Three New Brunswick businesses are teaming up to bring a mix of local food, beer and art to an historic building in uptown Saint John.
Keith Brideau, the president of Historica Developments, says the new Canterbury Carpark will open in November 2015. (CBC)
Historica Developments, owners of the Canterbury Carpark, a Victorian-era commercial building in the Trinity Royal district of Saint John, announced Thursday that Picaroons Traditional Ales, Real Food Connections and a Buckland Merrifield Art Gallery will occupy the main floor of the building.
Keith Brideau, the president of Historica Developments, says the combination of businesses will be a great addition to uptown Saint John.
“We have local food, local beer and local art. I really don’t think it gets much better than that,” said Brideau.
“It’s going to become the place to be in uptown Saint John, and probably New Brunswick, for that matter,” he said.
The upper floors of the building will be apartments.
A Historica press release states the art gallery is a partnership between Peter Buckland and Shannon Merrifield “that will bring the finest art and craft in New Brunswick to Saint John.”
Levi Lawrence, the founder of Real Food Connections, is looking forward to the expansion to Saint John. (CBC)
Levi Lawrence, the founder of Real Food Connections, a locally-sourced meat and produce supplier in Fredericton, says he is excited to become part of what he calls “one of the best food scenes” in the entire province.
“We talked to chefs like Jessie Vergen, the East Coast Bistro, the new Port City Royal, Thandi’s, Big Tide Brewery and Happinez, you’ve got all these great businesses that are devoted to a better food product, better food source, we wanted to be a part of that,” he said.

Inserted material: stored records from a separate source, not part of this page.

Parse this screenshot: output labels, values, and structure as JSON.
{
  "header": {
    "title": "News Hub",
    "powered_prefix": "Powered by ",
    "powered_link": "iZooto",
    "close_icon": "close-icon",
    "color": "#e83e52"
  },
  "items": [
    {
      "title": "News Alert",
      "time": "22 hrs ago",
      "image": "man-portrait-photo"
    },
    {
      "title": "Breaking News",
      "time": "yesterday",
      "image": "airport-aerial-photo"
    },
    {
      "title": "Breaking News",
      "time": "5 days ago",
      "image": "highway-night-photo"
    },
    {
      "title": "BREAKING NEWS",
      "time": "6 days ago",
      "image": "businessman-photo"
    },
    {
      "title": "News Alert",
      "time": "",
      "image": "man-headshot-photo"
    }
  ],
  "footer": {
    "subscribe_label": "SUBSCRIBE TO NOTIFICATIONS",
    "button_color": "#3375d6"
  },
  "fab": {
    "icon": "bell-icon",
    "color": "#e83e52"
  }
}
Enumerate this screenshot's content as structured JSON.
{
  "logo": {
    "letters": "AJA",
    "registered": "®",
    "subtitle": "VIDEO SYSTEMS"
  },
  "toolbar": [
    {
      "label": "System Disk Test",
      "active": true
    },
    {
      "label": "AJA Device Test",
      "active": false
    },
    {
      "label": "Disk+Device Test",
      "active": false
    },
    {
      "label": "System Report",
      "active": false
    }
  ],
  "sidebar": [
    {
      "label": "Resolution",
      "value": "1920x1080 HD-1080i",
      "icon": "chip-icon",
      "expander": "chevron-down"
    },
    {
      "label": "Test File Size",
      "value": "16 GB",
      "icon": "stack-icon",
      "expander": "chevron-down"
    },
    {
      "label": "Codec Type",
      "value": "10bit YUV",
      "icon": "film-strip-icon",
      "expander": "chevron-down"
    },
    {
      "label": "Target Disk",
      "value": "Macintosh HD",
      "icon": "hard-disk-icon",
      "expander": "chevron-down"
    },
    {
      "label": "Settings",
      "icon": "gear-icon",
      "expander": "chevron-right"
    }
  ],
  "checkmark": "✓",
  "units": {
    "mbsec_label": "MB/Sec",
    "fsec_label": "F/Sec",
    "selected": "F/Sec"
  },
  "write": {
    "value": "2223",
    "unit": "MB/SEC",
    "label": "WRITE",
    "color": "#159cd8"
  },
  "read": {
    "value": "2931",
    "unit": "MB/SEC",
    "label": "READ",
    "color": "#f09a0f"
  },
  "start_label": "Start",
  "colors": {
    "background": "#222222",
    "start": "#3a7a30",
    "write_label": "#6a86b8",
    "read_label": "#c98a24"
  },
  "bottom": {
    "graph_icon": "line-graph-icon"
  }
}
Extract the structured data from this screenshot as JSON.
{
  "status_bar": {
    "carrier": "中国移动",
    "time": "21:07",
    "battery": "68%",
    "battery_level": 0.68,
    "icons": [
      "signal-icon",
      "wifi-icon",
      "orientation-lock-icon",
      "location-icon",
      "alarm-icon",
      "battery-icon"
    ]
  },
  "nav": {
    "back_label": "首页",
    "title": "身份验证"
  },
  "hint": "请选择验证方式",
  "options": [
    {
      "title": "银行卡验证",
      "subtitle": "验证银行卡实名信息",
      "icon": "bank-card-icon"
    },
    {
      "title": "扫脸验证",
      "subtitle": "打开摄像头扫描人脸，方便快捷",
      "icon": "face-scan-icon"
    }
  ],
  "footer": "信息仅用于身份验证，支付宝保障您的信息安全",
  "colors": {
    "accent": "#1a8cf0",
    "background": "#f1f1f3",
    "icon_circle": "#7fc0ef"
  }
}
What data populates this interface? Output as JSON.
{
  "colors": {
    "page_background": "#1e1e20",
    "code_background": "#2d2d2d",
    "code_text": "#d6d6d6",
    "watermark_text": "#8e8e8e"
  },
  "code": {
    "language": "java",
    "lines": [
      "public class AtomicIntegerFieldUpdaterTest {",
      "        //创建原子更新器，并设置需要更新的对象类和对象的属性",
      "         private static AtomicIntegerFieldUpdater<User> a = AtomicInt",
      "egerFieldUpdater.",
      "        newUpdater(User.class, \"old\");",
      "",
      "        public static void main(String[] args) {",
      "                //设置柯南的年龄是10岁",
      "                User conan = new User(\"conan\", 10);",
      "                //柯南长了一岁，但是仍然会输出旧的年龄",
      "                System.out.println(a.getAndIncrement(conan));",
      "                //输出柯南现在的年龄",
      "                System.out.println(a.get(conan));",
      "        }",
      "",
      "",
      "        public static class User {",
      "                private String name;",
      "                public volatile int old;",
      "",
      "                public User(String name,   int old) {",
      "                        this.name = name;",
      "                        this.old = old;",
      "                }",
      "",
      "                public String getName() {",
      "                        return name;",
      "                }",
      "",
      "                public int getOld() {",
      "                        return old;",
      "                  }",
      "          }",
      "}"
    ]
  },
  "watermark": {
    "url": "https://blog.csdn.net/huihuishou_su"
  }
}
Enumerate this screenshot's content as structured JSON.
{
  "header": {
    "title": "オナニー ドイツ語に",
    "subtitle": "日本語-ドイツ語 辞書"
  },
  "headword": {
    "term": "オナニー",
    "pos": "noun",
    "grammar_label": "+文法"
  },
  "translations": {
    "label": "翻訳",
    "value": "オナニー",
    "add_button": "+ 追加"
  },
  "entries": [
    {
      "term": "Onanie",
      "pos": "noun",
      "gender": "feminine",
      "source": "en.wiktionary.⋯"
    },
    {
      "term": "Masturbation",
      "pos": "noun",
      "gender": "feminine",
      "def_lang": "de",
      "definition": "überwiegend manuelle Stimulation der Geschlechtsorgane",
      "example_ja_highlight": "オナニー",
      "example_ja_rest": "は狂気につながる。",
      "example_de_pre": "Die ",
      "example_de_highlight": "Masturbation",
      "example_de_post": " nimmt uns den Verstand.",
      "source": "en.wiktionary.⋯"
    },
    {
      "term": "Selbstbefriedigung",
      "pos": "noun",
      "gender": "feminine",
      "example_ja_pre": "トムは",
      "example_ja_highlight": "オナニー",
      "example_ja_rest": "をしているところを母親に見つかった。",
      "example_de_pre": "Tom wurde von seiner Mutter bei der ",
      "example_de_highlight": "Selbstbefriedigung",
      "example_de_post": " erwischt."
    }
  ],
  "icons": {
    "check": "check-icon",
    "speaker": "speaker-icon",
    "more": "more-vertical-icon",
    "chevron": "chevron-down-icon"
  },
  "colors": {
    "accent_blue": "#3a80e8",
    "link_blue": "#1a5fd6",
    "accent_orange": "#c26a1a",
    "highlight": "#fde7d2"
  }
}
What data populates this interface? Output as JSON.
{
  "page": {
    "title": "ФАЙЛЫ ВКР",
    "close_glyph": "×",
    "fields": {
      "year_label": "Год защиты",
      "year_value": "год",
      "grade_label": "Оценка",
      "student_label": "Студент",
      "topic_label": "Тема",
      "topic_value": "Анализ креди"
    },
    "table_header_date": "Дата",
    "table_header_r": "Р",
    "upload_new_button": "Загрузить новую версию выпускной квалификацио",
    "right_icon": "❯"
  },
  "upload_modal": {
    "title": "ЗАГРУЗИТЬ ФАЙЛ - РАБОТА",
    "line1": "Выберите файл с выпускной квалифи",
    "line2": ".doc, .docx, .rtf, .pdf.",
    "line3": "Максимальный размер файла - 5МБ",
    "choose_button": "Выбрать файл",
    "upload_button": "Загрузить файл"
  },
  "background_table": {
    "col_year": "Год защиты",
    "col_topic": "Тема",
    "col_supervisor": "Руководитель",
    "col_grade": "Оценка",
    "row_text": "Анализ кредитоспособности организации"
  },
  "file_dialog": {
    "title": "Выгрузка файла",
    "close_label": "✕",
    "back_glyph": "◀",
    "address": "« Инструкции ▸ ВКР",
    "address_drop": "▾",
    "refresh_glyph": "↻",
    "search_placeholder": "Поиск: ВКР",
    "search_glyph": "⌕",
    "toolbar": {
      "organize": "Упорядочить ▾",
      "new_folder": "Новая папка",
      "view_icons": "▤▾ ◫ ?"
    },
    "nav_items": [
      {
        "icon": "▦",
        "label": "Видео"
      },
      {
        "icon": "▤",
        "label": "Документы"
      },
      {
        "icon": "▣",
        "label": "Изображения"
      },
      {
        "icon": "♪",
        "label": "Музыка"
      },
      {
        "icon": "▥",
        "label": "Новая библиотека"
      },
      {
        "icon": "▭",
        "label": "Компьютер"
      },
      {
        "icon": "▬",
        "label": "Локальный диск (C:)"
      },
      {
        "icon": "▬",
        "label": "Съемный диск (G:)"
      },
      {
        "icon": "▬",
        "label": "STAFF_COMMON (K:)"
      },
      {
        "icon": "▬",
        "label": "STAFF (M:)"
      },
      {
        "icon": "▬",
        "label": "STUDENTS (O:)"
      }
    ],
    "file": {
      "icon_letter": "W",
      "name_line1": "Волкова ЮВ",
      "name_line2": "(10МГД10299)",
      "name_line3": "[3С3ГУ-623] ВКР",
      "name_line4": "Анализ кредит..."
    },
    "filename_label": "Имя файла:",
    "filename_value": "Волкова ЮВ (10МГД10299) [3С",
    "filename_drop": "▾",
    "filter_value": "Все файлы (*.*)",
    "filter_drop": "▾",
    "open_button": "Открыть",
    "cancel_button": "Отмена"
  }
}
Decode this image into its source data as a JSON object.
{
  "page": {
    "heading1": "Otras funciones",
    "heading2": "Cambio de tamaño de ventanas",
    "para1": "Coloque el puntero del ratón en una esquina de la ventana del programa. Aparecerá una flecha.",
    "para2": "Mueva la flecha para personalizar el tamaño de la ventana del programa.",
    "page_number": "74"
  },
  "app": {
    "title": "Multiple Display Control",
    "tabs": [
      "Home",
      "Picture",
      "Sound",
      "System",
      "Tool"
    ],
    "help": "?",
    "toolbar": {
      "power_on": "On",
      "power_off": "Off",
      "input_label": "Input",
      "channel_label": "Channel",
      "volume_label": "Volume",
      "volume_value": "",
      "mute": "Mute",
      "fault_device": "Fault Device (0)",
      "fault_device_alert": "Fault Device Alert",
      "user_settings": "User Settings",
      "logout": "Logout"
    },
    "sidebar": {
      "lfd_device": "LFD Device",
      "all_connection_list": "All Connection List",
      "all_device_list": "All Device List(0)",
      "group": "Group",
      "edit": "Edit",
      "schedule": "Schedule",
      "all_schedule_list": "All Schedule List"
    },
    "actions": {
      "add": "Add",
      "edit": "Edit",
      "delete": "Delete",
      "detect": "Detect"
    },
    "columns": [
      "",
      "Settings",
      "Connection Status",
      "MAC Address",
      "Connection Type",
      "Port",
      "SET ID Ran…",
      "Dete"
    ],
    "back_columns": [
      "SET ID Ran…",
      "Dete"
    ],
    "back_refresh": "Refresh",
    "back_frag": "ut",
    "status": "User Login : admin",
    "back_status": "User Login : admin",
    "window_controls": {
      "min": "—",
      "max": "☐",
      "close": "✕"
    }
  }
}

Picaroons makes old new in Fredericton too Northampton Brewery, known for Picaroons Traditional Ales, is also expanding to the Canterbury Carpark building in the port city.
Sean Dunbar, the owner of Northampton Brewery, shows CBC’s Lauren Bird the new Fredericton brewery location, also in an historic building. (CBC)
Meanwhile, in Fredericton, the brewery is opening a new facility in another historic building, the Gibson Roundhouse.
Sean Dunbar, the owner of Northampton Brewery, said he expects the new Fredericton location to be operational by the end of July 2015.
Dunbar says the exterior shell of the roundhouse, which was built in 1885, will be preserved.
“We want to preserve its uniqueness and its character. It’s a big challenge just to make the decision to work with what we’ve got and make it into something that’s the same, but better than it used to be,” he said.
All of the original brick made in Boss Gibson’s brickyard will be stripped and repainted, while windows and flooring will be replaced.
The brewery will also pay homage to its past with a section to showcase the history of the neighbourhood and Fredericton’s railroad industry.
“It’s not going to be a museum but we want people to be aware of the connection between the past and the present,” said Dunbar.
Northampton Brewery bought the building from the city of Fredericton for $100 in 2013.
Dunbar said he expects to put between $3 and $5 million into refurbishing it.
“Had we not taken the building on, I don’t think it would be here,” he said.
Both the Canterbury Carpark and Gibson Roundhouse projects are expected to open to the public in fall 2015.